[INFORMATION PROVIDED]

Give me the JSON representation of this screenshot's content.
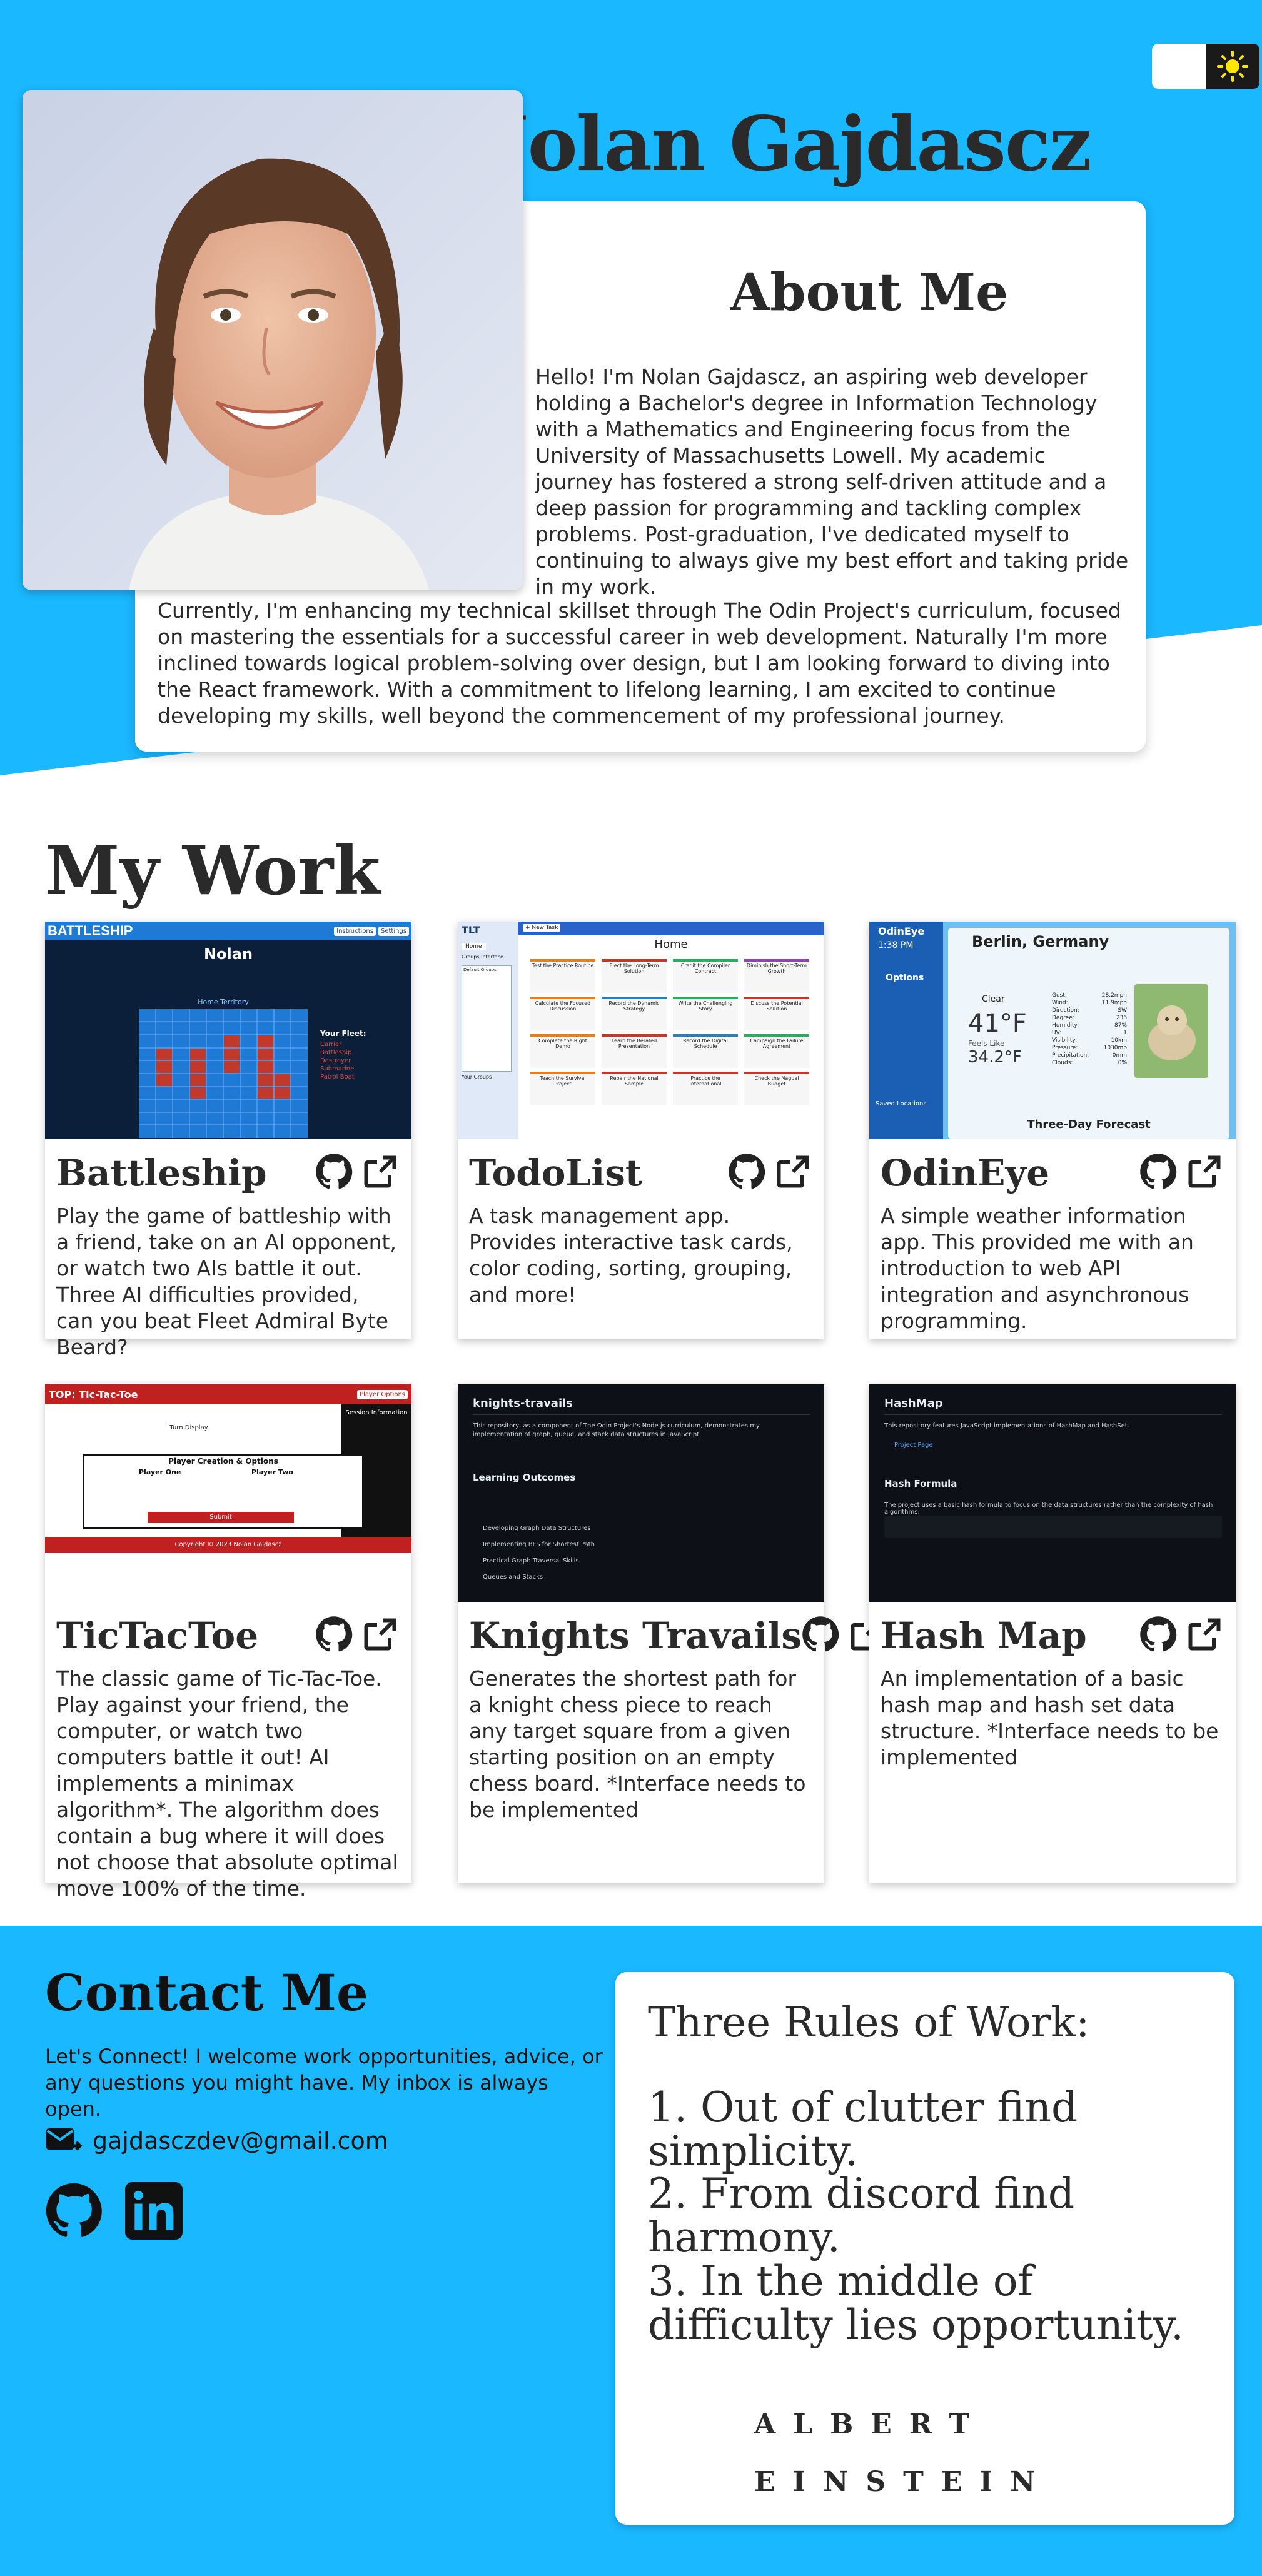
{
  "header": {
    "title": "Nolan Gajdascz",
    "toggle_icon": "sun-icon"
  },
  "about": {
    "title": "About Me",
    "paragraph1": "Hello! I'm Nolan Gajdascz, an aspiring web developer holding a Bachelor's degree in Information Technology with a Mathematics and Engineering focus from the University of Massachusetts Lowell. My academic journey has fostered a strong self-driven attitude and a deep passion for programming and tackling complex problems. Post-graduation, I've dedicated myself to continuing to always give my best effort and taking pride in my work.",
    "paragraph2": "Currently, I'm enhancing my technical skillset through The Odin Project's curriculum, focused on mastering the essentials for a successful career in web development. Naturally I'm more inclined towards logical problem-solving over design, but I am looking forward to diving into the React framework. With a commitment to lifelong learning, I am excited to continue developing my skills, well beyond the commencement of my professional journey."
  },
  "work": {
    "title": "My Work",
    "projects": [
      {
        "name": "Battleship",
        "description": "Play the game of battleship with a friend, take on an AI opponent, or watch two AIs battle it out. Three AI difficulties provided, can you beat Fleet Admiral Byte Beard?"
      },
      {
        "name": "TodoList",
        "description": "A task management app. Provides interactive task cards, color coding, sorting, grouping, and more!"
      },
      {
        "name": "OdinEye",
        "description": "A simple weather information app. This provided me with an introduction to web API integration and asynchronous programming."
      },
      {
        "name": "TicTacToe",
        "description": "The classic game of Tic-Tac-Toe. Play against your friend, the computer, or watch two computers battle it out! AI implements a minimax algorithm*. The algorithm does contain a bug where it will does not choose that absolute optimal move 100% of the time."
      },
      {
        "name": "Knights Travails",
        "description": "Generates the shortest path for a knight chess piece to reach any target square from a given starting position on an empty chess board. *Interface needs to be implemented"
      },
      {
        "name": "Hash Map",
        "description": "An implementation of a basic hash map and hash set data structure. *Interface needs to be implemented"
      }
    ]
  },
  "thumbs": {
    "battleship": {
      "app_title": "BATTLESHIP",
      "btn1": "Instructions",
      "btn2": "Settings",
      "player": "Nolan",
      "territory": "Home Territory",
      "fleet_title": "Your Fleet:",
      "fleet": [
        "Carrier",
        "Battleship",
        "Destroyer",
        "Submarine",
        "Patrol Boat"
      ]
    },
    "todolist": {
      "logo": "TLT",
      "new_task": "+ New Task",
      "home": "Home",
      "side_home": "Home",
      "groups": "Groups Interface",
      "default": "Default Groups",
      "your_groups": "Your Groups",
      "cards": [
        "Test the Practice Routine",
        "Elect the Long-Term Solution",
        "Credit the Compiler Contract",
        "Diminish the Short-Term Growth",
        "Calculate the Focused Discussion",
        "Record the Dynamic Strategy",
        "Write the Challenging Story",
        "Discuss the Potential Solution",
        "Complete the Right Demo",
        "Learn the Berated Presentation",
        "Record the Digital Schedule",
        "Campaign the Failure Agreement",
        "Teach the Survival Project",
        "Repair the National Sample",
        "Practice the International",
        "Check the Nagual Budget"
      ]
    },
    "odineye": {
      "app": "OdinEye",
      "time": "1:38 PM",
      "options": "Options",
      "saved": "Saved Locations",
      "location": "Berlin, Germany",
      "condition": "Clear",
      "temp": "41°F",
      "feels_label": "Feels Like",
      "feels": "34.2°F",
      "forecast": "Three-Day Forecast",
      "stats": [
        [
          "Gust:",
          "28.2mph"
        ],
        [
          "Wind:",
          "11.9mph"
        ],
        [
          "Direction:",
          "SW"
        ],
        [
          "Degree:",
          "236"
        ],
        [
          "Humidity:",
          "87%"
        ],
        [
          "UV:",
          "1"
        ],
        [
          "Visibility:",
          "10km"
        ],
        [
          "Pressure:",
          "1030mb"
        ],
        [
          "Precipitation:",
          "0mm"
        ],
        [
          "Clouds:",
          "0%"
        ]
      ]
    },
    "tictactoe": {
      "title": "TOP: Tic-Tac-Toe",
      "options_btn": "Player Options",
      "session": "Session Information",
      "turn": "Turn Display",
      "dialog_title": "Player Creation & Options",
      "p1": "Player One",
      "p2": "Player Two",
      "submit": "Submit",
      "footer": "Copyright © 2023 Nolan Gajdascz"
    },
    "knights": {
      "title": "knights-travails",
      "intro": "This repository, as a component of The Odin Project's Node.js curriculum, demonstrates my implementation of graph, queue, and stack data structures in JavaScript.",
      "outcomes": "Learning Outcomes",
      "items": [
        "Developing Graph Data Structures",
        "Implementing BFS for Shortest Path",
        "Practical Graph Traversal Skills",
        "Queues and Stacks"
      ]
    },
    "hashmap": {
      "title": "HashMap",
      "intro": "This repository features JavaScript implementations of HashMap and HashSet.",
      "page": "Project Page",
      "formula": "Hash Formula",
      "formula_text": "The project uses a basic hash formula to focus on the data structures rather than the complexity of hash algorithms:"
    }
  },
  "contact": {
    "title": "Contact Me",
    "text": "Let's Connect! I welcome work opportunities, advice, or any questions you might have. My inbox is always open.",
    "email": "gajdasczdev@gmail.com",
    "socials": [
      "github-icon",
      "linkedin-icon"
    ]
  },
  "rules": {
    "heading": "Three Rules of Work:",
    "items": [
      "1. Out of clutter find simplicity.",
      "2. From discord find harmony.",
      "3. In the middle of difficulty lies opportunity."
    ],
    "signature_line1": "ALBERT",
    "signature_line2": "EINSTEIN"
  },
  "colors": {
    "accent": "#1ab8ff",
    "card": "#ffffff",
    "text": "#2a2a2a"
  }
}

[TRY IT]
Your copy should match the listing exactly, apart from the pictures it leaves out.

[EXPECTED ANSWER]
Give me the JSON representation of this screenshot's content.
{
  "header": {
    "title": "Nolan Gajdascz",
    "toggle_icon": "sun-icon"
  },
  "about": {
    "title": "About Me",
    "paragraph1": "Hello! I'm Nolan Gajdascz, an aspiring web developer holding a Bachelor's degree in Information Technology with a Mathematics and Engineering focus from the University of Massachusetts Lowell. My academic journey has fostered a strong self-driven attitude and a deep passion for programming and tackling complex problems. Post-graduation, I've dedicated myself to continuing to always give my best effort and taking pride in my work.",
    "paragraph2": "Currently, I'm enhancing my technical skillset through The Odin Project's curriculum, focused on mastering the essentials for a successful career in web development. Naturally I'm more inclined towards logical problem-solving over design, but I am looking forward to diving into the React framework. With a commitment to lifelong learning, I am excited to continue developing my skills, well beyond the commencement of my professional journey."
  },
  "work": {
    "title": "My Work",
    "projects": [
      {
        "name": "Battleship",
        "description": "Play the game of battleship with a friend, take on an AI opponent, or watch two AIs battle it out. Three AI difficulties provided, can you beat Fleet Admiral Byte Beard?"
      },
      {
        "name": "TodoList",
        "description": "A task management app. Provides interactive task cards, color coding, sorting, grouping, and more!"
      },
      {
        "name": "OdinEye",
        "description": "A simple weather information app. This provided me with an introduction to web API integration and asynchronous programming."
      },
      {
        "name": "TicTacToe",
        "description": "The classic game of Tic-Tac-Toe. Play against your friend, the computer, or watch two computers battle it out! AI implements a minimax algorithm*. The algorithm does contain a bug where it will does not choose that absolute optimal move 100% of the time."
      },
      {
        "name": "Knights Travails",
        "description": "Generates the shortest path for a knight chess piece to reach any target square from a given starting position on an empty chess board. *Interface needs to be implemented"
      },
      {
        "name": "Hash Map",
        "description": "An implementation of a basic hash map and hash set data structure. *Interface needs to be implemented"
      }
    ]
  },
  "thumbs": {
    "battleship": {
      "app_title": "BATTLESHIP",
      "btn1": "Instructions",
      "btn2": "Settings",
      "player": "Nolan",
      "territory": "Home Territory",
      "fleet_title": "Your Fleet:",
      "fleet": [
        "Carrier",
        "Battleship",
        "Destroyer",
        "Submarine",
        "Patrol Boat"
      ]
    },
    "todolist": {
      "logo": "TLT",
      "new_task": "+ New Task",
      "home": "Home",
      "side_home": "Home",
      "groups": "Groups Interface",
      "default": "Default Groups",
      "your_groups": "Your Groups",
      "cards": [
        "Test the Practice Routine",
        "Elect the Long-Term Solution",
        "Credit the Compiler Contract",
        "Diminish the Short-Term Growth",
        "Calculate the Focused Discussion",
        "Record the Dynamic Strategy",
        "Write the Challenging Story",
        "Discuss the Potential Solution",
        "Complete the Right Demo",
        "Learn the Berated Presentation",
        "Record the Digital Schedule",
        "Campaign the Failure Agreement",
        "Teach the Survival Project",
        "Repair the National Sample",
        "Practice the International",
        "Check the Nagual Budget"
      ]
    },
    "odineye": {
      "app": "OdinEye",
      "time": "1:38 PM",
      "options": "Options",
      "saved": "Saved Locations",
      "location": "Berlin, Germany",
      "condition": "Clear",
      "temp": "41°F",
      "feels_label": "Feels Like",
      "feels": "34.2°F",
      "forecast": "Three-Day Forecast",
      "stats": [
        [
          "Gust:",
          "28.2mph"
        ],
        [
          "Wind:",
          "11.9mph"
        ],
        [
          "Direction:",
          "SW"
        ],
        [
          "Degree:",
          "236"
        ],
        [
          "Humidity:",
          "87%"
        ],
        [
          "UV:",
          "1"
        ],
        [
          "Visibility:",
          "10km"
        ],
        [
          "Pressure:",
          "1030mb"
        ],
        [
          "Precipitation:",
          "0mm"
        ],
        [
          "Clouds:",
          "0%"
        ]
      ]
    },
    "tictactoe": {
      "title": "TOP: Tic-Tac-Toe",
      "options_btn": "Player Options",
      "session": "Session Information",
      "turn": "Turn Display",
      "dialog_title": "Player Creation & Options",
      "p1": "Player One",
      "p2": "Player Two",
      "submit": "Submit",
      "footer": "Copyright © 2023 Nolan Gajdascz"
    },
    "knights": {
      "title": "knights-travails",
      "intro": "This repository, as a component of The Odin Project's Node.js curriculum, demonstrates my implementation of graph, queue, and stack data structures in JavaScript.",
      "outcomes": "Learning Outcomes",
      "items": [
        "Developing Graph Data Structures",
        "Implementing BFS for Shortest Path",
        "Practical Graph Traversal Skills",
        "Queues and Stacks"
      ]
    },
    "hashmap": {
      "title": "HashMap",
      "intro": "This repository features JavaScript implementations of HashMap and HashSet.",
      "page": "Project Page",
      "formula": "Hash Formula",
      "formula_text": "The project uses a basic hash formula to focus on the data structures rather than the complexity of hash algorithms:"
    }
  },
  "contact": {
    "title": "Contact Me",
    "text": "Let's Connect! I welcome work opportunities, advice, or any questions you might have. My inbox is always open.",
    "email": "gajdasczdev@gmail.com",
    "socials": [
      "github-icon",
      "linkedin-icon"
    ]
  },
  "rules": {
    "heading": "Three Rules of Work:",
    "items": [
      "1. Out of clutter find simplicity.",
      "2. From discord find harmony.",
      "3. In the middle of difficulty lies opportunity."
    ],
    "signature_line1": "ALBERT",
    "signature_line2": "EINSTEIN"
  },
  "colors": {
    "accent": "#1ab8ff",
    "card": "#ffffff",
    "text": "#2a2a2a"
  }
}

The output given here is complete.